> **WHAT YOU ARE ASKED TO DO**
The reply consists of one number only: how many lines in the listing below contain the word "icon".

----- STORED DATA

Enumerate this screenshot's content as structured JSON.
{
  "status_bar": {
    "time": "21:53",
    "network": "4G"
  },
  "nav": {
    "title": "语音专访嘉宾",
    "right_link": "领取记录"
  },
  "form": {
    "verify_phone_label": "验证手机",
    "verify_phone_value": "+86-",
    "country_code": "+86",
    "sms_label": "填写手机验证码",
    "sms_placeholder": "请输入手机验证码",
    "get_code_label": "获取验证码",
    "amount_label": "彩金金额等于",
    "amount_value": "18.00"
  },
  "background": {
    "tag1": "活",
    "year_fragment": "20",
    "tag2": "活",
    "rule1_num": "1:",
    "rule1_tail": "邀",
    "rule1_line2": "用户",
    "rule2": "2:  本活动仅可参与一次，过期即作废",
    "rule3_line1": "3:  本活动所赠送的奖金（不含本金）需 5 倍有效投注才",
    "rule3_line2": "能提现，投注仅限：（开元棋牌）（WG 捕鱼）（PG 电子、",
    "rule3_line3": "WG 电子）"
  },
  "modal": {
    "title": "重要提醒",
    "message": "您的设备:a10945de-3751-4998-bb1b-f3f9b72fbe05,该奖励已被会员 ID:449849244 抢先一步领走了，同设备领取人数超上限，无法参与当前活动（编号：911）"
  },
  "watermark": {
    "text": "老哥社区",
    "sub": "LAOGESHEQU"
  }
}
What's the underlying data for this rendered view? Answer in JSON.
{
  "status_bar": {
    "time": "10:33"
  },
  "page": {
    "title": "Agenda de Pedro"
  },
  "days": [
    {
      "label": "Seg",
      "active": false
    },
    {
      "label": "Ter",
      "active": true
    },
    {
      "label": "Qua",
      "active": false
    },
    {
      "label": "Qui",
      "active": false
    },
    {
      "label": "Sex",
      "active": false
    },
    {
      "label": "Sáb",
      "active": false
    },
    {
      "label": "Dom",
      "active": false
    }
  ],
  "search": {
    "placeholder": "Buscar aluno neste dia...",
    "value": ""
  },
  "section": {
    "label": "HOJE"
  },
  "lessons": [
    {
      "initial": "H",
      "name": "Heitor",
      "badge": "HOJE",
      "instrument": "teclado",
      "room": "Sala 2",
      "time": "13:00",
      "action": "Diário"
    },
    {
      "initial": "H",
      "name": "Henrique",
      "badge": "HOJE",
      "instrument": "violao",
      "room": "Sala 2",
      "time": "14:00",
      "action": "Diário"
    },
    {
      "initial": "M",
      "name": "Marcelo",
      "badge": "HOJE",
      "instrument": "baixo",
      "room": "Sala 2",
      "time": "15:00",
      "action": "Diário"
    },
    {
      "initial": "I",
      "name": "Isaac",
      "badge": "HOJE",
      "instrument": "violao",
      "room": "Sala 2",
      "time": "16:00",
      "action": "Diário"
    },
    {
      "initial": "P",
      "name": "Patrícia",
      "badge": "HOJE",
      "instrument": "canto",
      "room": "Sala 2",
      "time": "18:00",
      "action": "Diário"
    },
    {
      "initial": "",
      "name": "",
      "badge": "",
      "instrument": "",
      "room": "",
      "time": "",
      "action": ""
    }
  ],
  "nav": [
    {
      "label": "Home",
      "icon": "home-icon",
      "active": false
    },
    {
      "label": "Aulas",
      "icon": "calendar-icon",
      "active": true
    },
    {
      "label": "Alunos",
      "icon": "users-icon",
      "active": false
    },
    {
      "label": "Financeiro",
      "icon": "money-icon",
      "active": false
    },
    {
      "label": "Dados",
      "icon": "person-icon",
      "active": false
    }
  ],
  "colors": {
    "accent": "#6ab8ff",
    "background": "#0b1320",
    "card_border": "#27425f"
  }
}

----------

> **EXERCISE RESPONSE**
5